Proponents have handed in more than 100,000 signatures for each, which is needed to place the measures on the ballot. The Secretary of State's office must still certify and approve the signatures. Questions are being raised as to whether the signatures were collected legally, and a court challenge may follow if the Secretary of State's office certifies the signatures.
Initiative 10 would reduce vehicle ownership taxes over four years; end taxes on vehicle rentals and leases; phase in over four years a $10,000 vehicle sale price tax exemption; set total yearly registration, license and title fees at $10 per vehicle; lower the state income tax rate from 4.63 percent to 4.5 percent, then phase in a further reduction to 3.5 percent; and end taxes on telecommunication services, except for 9-1-1. The proposal comes just months after Democrat Gov. Bill Ritter signed a bill that he pushed that will gradually raise vehicle registration fees by an average of $41 over the next two years to pay for crumbling roads, bridges and highways.
Initiative 12 would reverse a measure that froze property tax mill levies in local school districts, and also reverse the effects of the 2005 voter-approved Referendum C, which approved a five-year reprieve from TABOR refund requirements to be spent on education, health care and transportation.
Initiative 21 would prohibit government from incurring any debt without voter approval, and then reduce tax rates after borrowing is fully repaid.

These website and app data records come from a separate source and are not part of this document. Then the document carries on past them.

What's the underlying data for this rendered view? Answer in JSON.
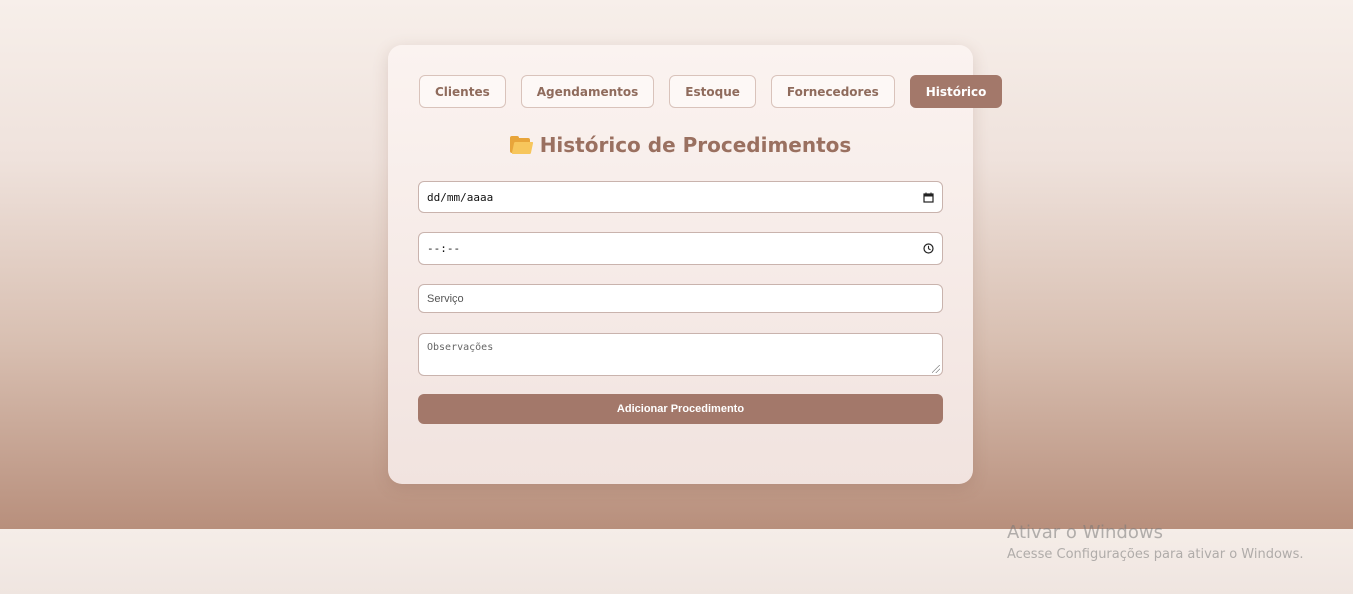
{
  "tabs": [
    {
      "label": "Clientes",
      "active": false
    },
    {
      "label": "Agendamentos",
      "active": false
    },
    {
      "label": "Estoque",
      "active": false
    },
    {
      "label": "Fornecedores",
      "active": false
    },
    {
      "label": "Histórico",
      "active": true
    }
  ],
  "page": {
    "title": "Histórico de Procedimentos",
    "title_icon": "folder-open-icon"
  },
  "form": {
    "date_placeholder": "dd/mm/aaaa",
    "date_icon": "calendar-icon",
    "time_placeholder": "--:--",
    "time_icon": "clock-icon",
    "service_placeholder": "Serviço",
    "notes_placeholder": "Observações",
    "submit_label": "Adicionar Procedimento"
  },
  "watermark": {
    "line1": "Ativar o Windows",
    "line2": "Acesse Configurações para ativar o Windows."
  },
  "colors": {
    "accent": "#a3786a",
    "title_text": "#9a7060",
    "tab_text": "#8f6b5c"
  }
}
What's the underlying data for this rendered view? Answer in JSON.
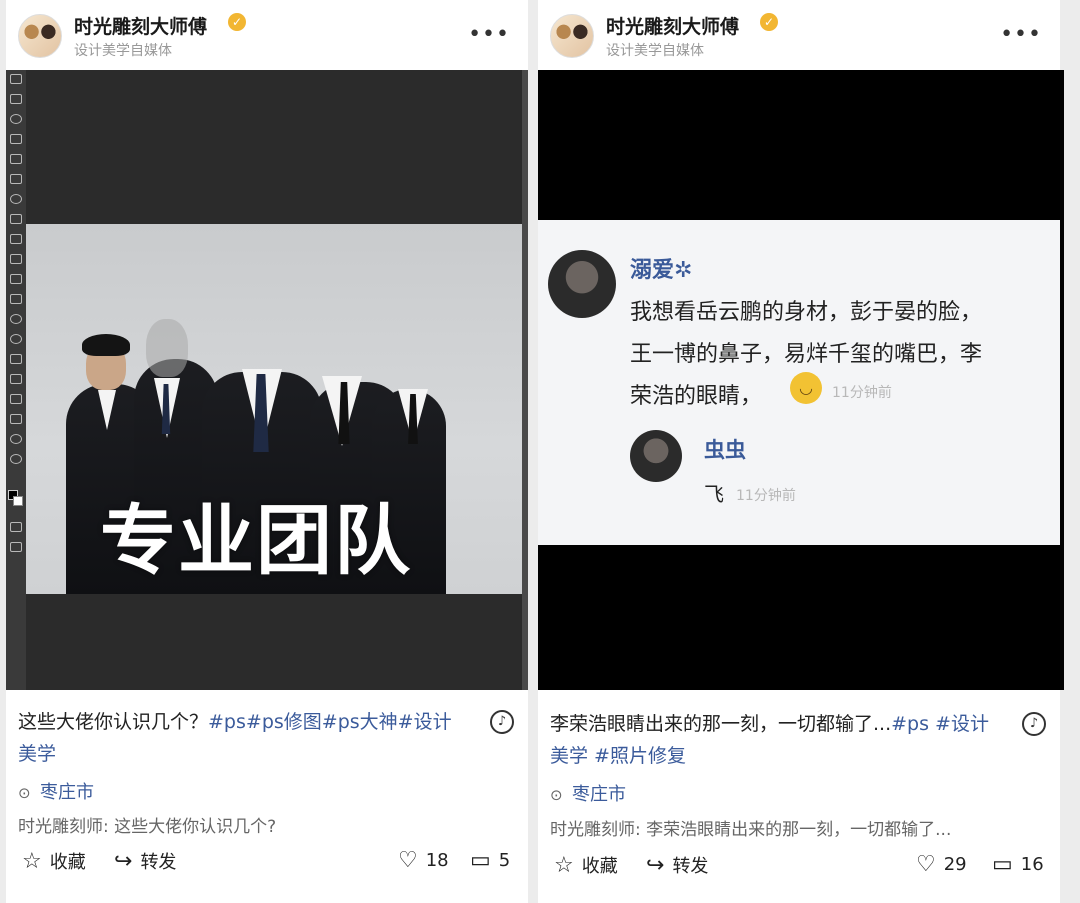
{
  "post1": {
    "user": {
      "name": "时光雕刻大师傅",
      "subtitle": "设计美学自媒体",
      "verified_icon": "verified-badge-icon"
    },
    "media": {
      "overlay_text": "专业团队",
      "toolbar_icons": [
        "move-icon",
        "marquee-icon",
        "lasso-icon",
        "magic-wand-icon",
        "crop-icon",
        "eyedropper-icon",
        "healing-icon",
        "brush-icon",
        "stamp-icon",
        "history-icon",
        "eraser-icon",
        "gradient-icon",
        "blur-icon",
        "dodge-icon",
        "pen-icon",
        "text-icon",
        "path-select-icon",
        "shape-icon",
        "hand-icon",
        "zoom-icon"
      ]
    },
    "caption_text": "这些大佬你认识几个？",
    "caption_tags": "#ps#ps修图#ps大神#设计美学",
    "location": "枣庄市",
    "summary": "时光雕刻师: 这些大佬你认识几个?",
    "actions": {
      "favorite": "收藏",
      "share": "转发",
      "likes": "18",
      "comments": "5"
    }
  },
  "post2": {
    "user": {
      "name": "时光雕刻大师傅",
      "subtitle": "设计美学自媒体",
      "verified_icon": "verified-badge-icon"
    },
    "comment": {
      "author": "溺爱✲",
      "line1": "我想看岳云鹏的身材，彭于晏的脸，",
      "line2": "王一博的鼻子，易烊千玺的嘴巴，李",
      "line3": "荣浩的眼睛，",
      "time": "11分钟前",
      "reply_author": "虫虫",
      "reply_text": "飞",
      "reply_time": "11分钟前"
    },
    "caption_text": "李荣浩眼睛出来的那一刻，一切都输了...",
    "caption_tags1": "#ps #设计",
    "caption_tags2": "美学 #照片修复",
    "location": "枣庄市",
    "summary": "时光雕刻师: 李荣浩眼睛出来的那一刻，一切都输了...",
    "actions": {
      "favorite": "收藏",
      "share": "转发",
      "likes": "29",
      "comments": "16"
    }
  },
  "colors": {
    "tag": "#3b5b9b",
    "verified": "#f2b632",
    "comment_name": "#3a5a99"
  }
}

Kersey resident Jeff Gross, Initiative 10 lead proponent, declined to speak with the Denver Daily News. But from his Web site, CoTaxReform.com, he described the Funding Advancement for Surface Transportation and Economic Recovery (FASTER) Act as a tax increase that should have gone to the voters under the constitutional mandates of TABOR.
"It is economic insanity to raise taxes (also fees) in this depression," wrote Gross. "If raising them is bad, it's likewise true that lowering them is good for the economy. That's what we propose to do."

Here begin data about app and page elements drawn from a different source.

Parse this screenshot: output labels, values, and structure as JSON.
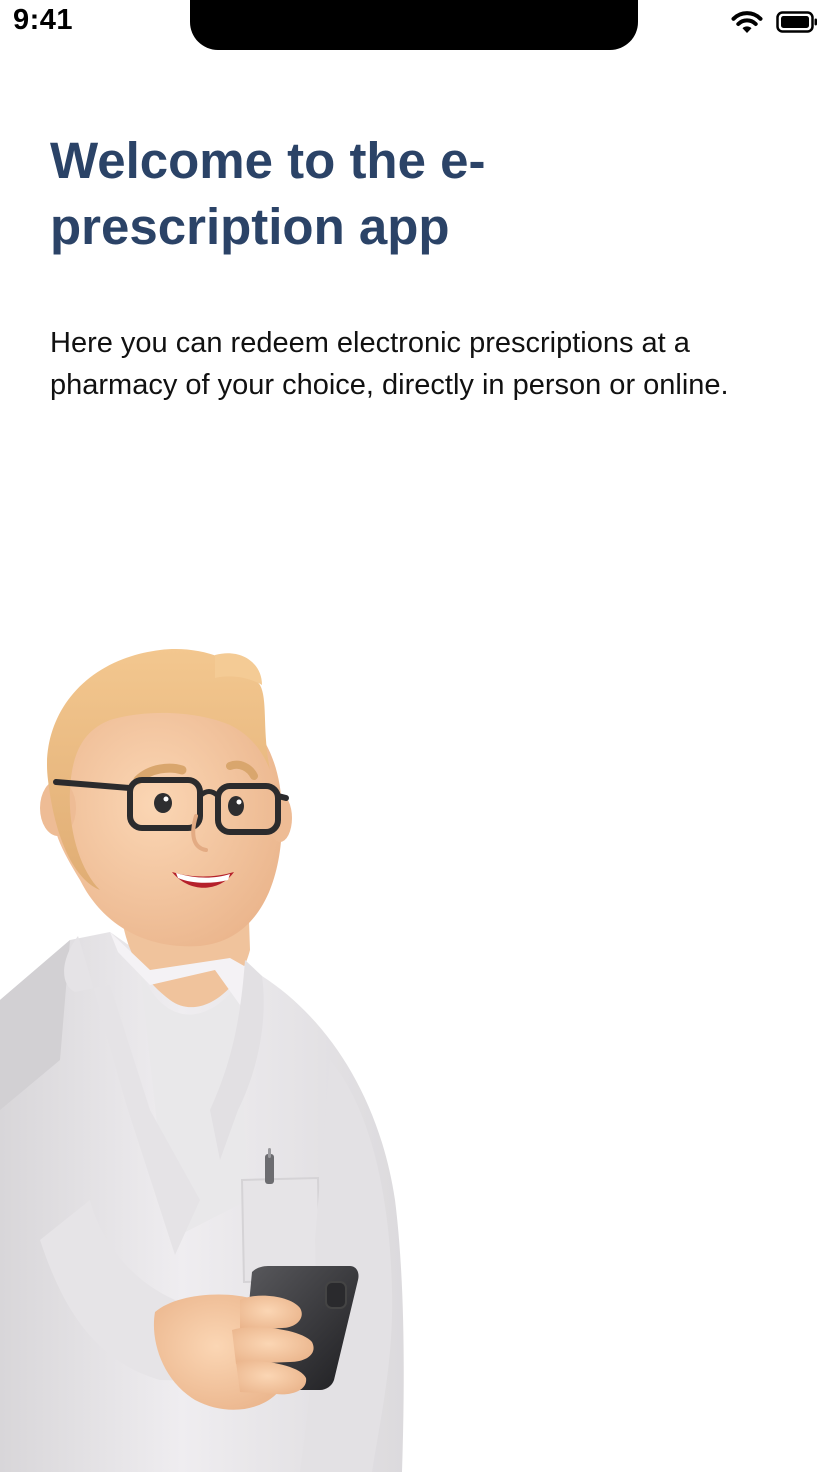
{
  "status_bar": {
    "time": "9:41",
    "icons": [
      "wifi-icon",
      "battery-icon"
    ]
  },
  "welcome": {
    "title": "Welcome to the e-prescription app",
    "description": "Here you can redeem electronic prescriptions at a pharmacy of your choice, directly in person or online."
  },
  "illustration": {
    "subject": "pharmacist-holding-phone"
  },
  "colors": {
    "title": "#2b4367",
    "body_text": "#111111",
    "background": "#ffffff"
  }
}
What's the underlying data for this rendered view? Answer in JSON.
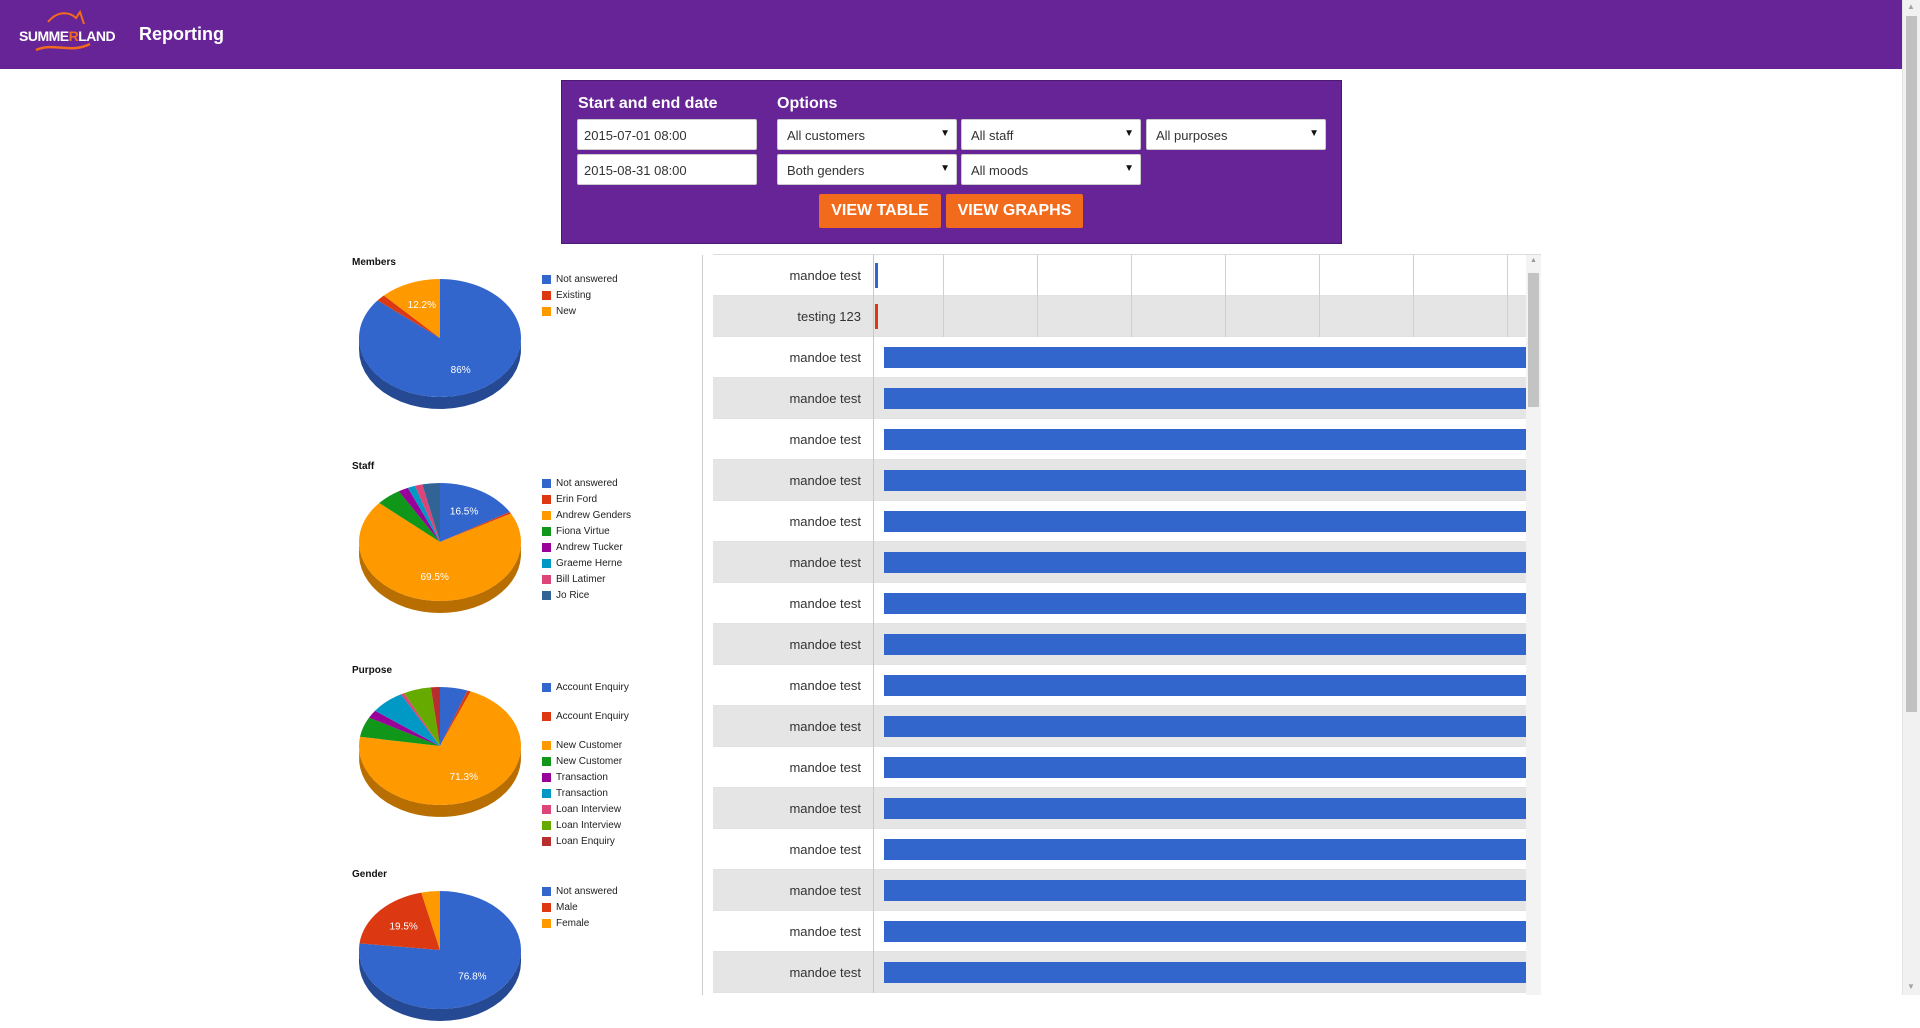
{
  "header": {
    "logo_text_left": "SUMME",
    "logo_text_r": "R",
    "logo_text_right": "LAND",
    "title": "Reporting"
  },
  "filters": {
    "date_heading": "Start and end date",
    "options_heading": "Options",
    "start_date": "2015-07-01 08:00",
    "end_date": "2015-08-31 08:00",
    "customers": "All customers",
    "staff": "All staff",
    "purposes": "All purposes",
    "genders": "Both genders",
    "moods": "All moods",
    "view_table_label": "VIEW TABLE",
    "view_graphs_label": "VIEW GRAPHS"
  },
  "chart_data": [
    {
      "type": "pie",
      "title": "Members",
      "labels": [
        "Not answered",
        "Existing",
        "New"
      ],
      "values": [
        86.0,
        1.8,
        12.2
      ],
      "colors": [
        "#3366cc",
        "#dc3912",
        "#ff9900"
      ],
      "slice_labels": [
        "86%",
        "",
        "12.2%"
      ]
    },
    {
      "type": "pie",
      "title": "Staff",
      "labels": [
        "Not answered",
        "Erin Ford",
        "Andrew Genders",
        "Fiona Virtue",
        "Andrew Tucker",
        "Graeme Herne",
        "Bill Latimer",
        "Jo Rice"
      ],
      "values": [
        16.5,
        0.5,
        69.5,
        5.0,
        2.0,
        1.5,
        1.5,
        3.5
      ],
      "colors": [
        "#3366cc",
        "#dc3912",
        "#ff9900",
        "#109618",
        "#990099",
        "#0099c6",
        "#dd4477",
        "#316395"
      ],
      "slice_labels": [
        "16.5%",
        "",
        "69.5%",
        "",
        "",
        "",
        "",
        ""
      ]
    },
    {
      "type": "pie",
      "title": "Purpose",
      "labels": [
        "Account Enquiry",
        "Account Enquiry",
        "New Customer",
        "New Customer",
        "Transaction",
        "Transaction",
        "Loan Interview",
        "Loan Interview",
        "Loan Enquiry"
      ],
      "values": [
        5.5,
        0.7,
        71.3,
        5.5,
        2.2,
        6.8,
        0.7,
        5.5,
        1.8
      ],
      "colors": [
        "#3366cc",
        "#dc3912",
        "#ff9900",
        "#109618",
        "#990099",
        "#0099c6",
        "#dd4477",
        "#66aa00",
        "#b82e2e"
      ],
      "slice_labels": [
        "",
        "",
        "71.3%",
        "",
        "",
        "",
        "",
        "",
        ""
      ]
    },
    {
      "type": "pie",
      "title": "Gender",
      "labels": [
        "Not answered",
        "Male",
        "Female"
      ],
      "values": [
        76.8,
        19.5,
        3.7
      ],
      "colors": [
        "#3366cc",
        "#dc3912",
        "#ff9900"
      ],
      "slice_labels": [
        "76.8%",
        "19.5%",
        ""
      ]
    },
    {
      "type": "bar",
      "orientation": "horizontal",
      "categories": [
        "mandoe test",
        "testing 123",
        "mandoe test",
        "mandoe test",
        "mandoe test",
        "mandoe test",
        "mandoe test",
        "mandoe test",
        "mandoe test",
        "mandoe test",
        "mandoe test",
        "mandoe test",
        "mandoe test",
        "mandoe test",
        "mandoe test",
        "mandoe test",
        "mandoe test",
        "mandoe test"
      ],
      "values": [
        0.4,
        0.4,
        100,
        100,
        100,
        100,
        100,
        100,
        100,
        100,
        100,
        100,
        100,
        100,
        100,
        100,
        100,
        100
      ],
      "bar_colors": [
        "#3366cc",
        "#dc3912",
        "#3366cc",
        "#3366cc",
        "#3366cc",
        "#3366cc",
        "#3366cc",
        "#3366cc",
        "#3366cc",
        "#3366cc",
        "#3366cc",
        "#3366cc",
        "#3366cc",
        "#3366cc",
        "#3366cc",
        "#3366cc",
        "#3366cc",
        "#3366cc"
      ],
      "grid": true
    }
  ]
}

Liberal critics are already stepping up to the plate to oppose the proposals. The Bell Policy Center calls all three proposals "distressing news" that would "blow a gaping hole through everything the state funds – from our public schools and community colleges to our roads and bridges and even our child welfare services."

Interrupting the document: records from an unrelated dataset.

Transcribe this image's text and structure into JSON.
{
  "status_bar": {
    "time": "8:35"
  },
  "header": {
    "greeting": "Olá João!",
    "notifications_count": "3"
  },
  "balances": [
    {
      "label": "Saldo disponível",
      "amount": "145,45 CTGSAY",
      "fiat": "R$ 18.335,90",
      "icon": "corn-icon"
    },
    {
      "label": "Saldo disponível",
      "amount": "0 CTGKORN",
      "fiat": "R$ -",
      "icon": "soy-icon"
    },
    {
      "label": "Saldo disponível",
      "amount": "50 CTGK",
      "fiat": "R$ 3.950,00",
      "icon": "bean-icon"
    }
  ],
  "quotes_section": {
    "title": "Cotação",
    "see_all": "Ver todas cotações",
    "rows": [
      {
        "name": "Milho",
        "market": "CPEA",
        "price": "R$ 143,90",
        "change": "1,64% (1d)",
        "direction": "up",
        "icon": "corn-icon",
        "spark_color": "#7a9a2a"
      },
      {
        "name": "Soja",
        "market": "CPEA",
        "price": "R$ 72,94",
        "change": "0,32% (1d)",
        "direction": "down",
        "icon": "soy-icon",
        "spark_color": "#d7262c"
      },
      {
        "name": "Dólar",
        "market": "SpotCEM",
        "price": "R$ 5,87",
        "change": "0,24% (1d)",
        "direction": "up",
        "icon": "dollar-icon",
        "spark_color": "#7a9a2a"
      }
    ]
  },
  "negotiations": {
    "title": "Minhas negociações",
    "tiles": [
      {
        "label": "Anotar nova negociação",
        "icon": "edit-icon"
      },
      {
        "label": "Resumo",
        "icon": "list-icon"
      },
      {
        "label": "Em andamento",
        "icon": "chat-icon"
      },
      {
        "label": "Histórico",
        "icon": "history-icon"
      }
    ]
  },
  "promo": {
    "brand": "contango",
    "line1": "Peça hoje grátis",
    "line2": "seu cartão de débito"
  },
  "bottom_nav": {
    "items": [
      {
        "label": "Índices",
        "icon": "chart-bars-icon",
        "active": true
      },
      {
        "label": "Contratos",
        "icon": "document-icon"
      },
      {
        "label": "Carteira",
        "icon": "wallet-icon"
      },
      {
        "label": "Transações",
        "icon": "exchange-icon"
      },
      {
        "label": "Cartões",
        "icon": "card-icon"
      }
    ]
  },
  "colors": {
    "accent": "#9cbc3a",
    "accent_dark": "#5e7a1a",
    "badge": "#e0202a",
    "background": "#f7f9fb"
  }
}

The liberal think tank says Initiative 10 alone would reduce funding by $73 million for schools, community colleges and health care in 2010-2011 and then another $269 million in 2011-2012 at a time when the state is facing a two-year budget shortfall of over $2 billion. Over the life of the initiative, the general fund would be cut by almost 25 percent, said the think tank.
The measure would also erase the progress of FASTER and take away precious money for roads and highways, said the Bell Policy Center.
"The measures that were submitted could stop Colorado's recovery dead in its tracks and lock in recessionary levels of funding for years – even decades – to come," Wade Buchanan, president of the think tank, writes in an e-mail blast to supporters. "Colorado already is in a deep hole, and these measures will make the hole deeper and darker."
In defending Initiative 21, Golden resident Russ Haas and Black Hawk resident Michelle Northrup – lead proponents – argued that Coloradans are being served a disadvantage when government borrows because of money spent on payments over the life of the debts. They cite an archaic 1876 Colorado law that states, Colorado "shall not contract any debt by loan in any form."
"Our petition re-affirms the plain meaning of that 1876 ban on state debt, and deletes all obsolete exceptions," write the proponents. "No debt, no borrowing, no loans Ń we want a balanced state budget that protects all citizens from repaying overspending by irresponsible state politicians. Living within our means is a matter of morality."
The Bell Policy Center said Colorado would become one of the few, if not only state in the nation without authority to issue debt.
"In tangible terms, this means crumbling schools, fewer rec centers and libraries, overcrowded colleges – the list, of course, could go on and on," writes Buchanan.
His group says when all three proposals are combined, the impact to the state could be "toxic."
"Colorado has suffered in recent decades from budgeting by constitutional formula," said Buchanan. "On top of devastating cuts, these proposed initiatives would add new formulas to the constitution that would make it all but impossible to meet the needs of a 21st century state."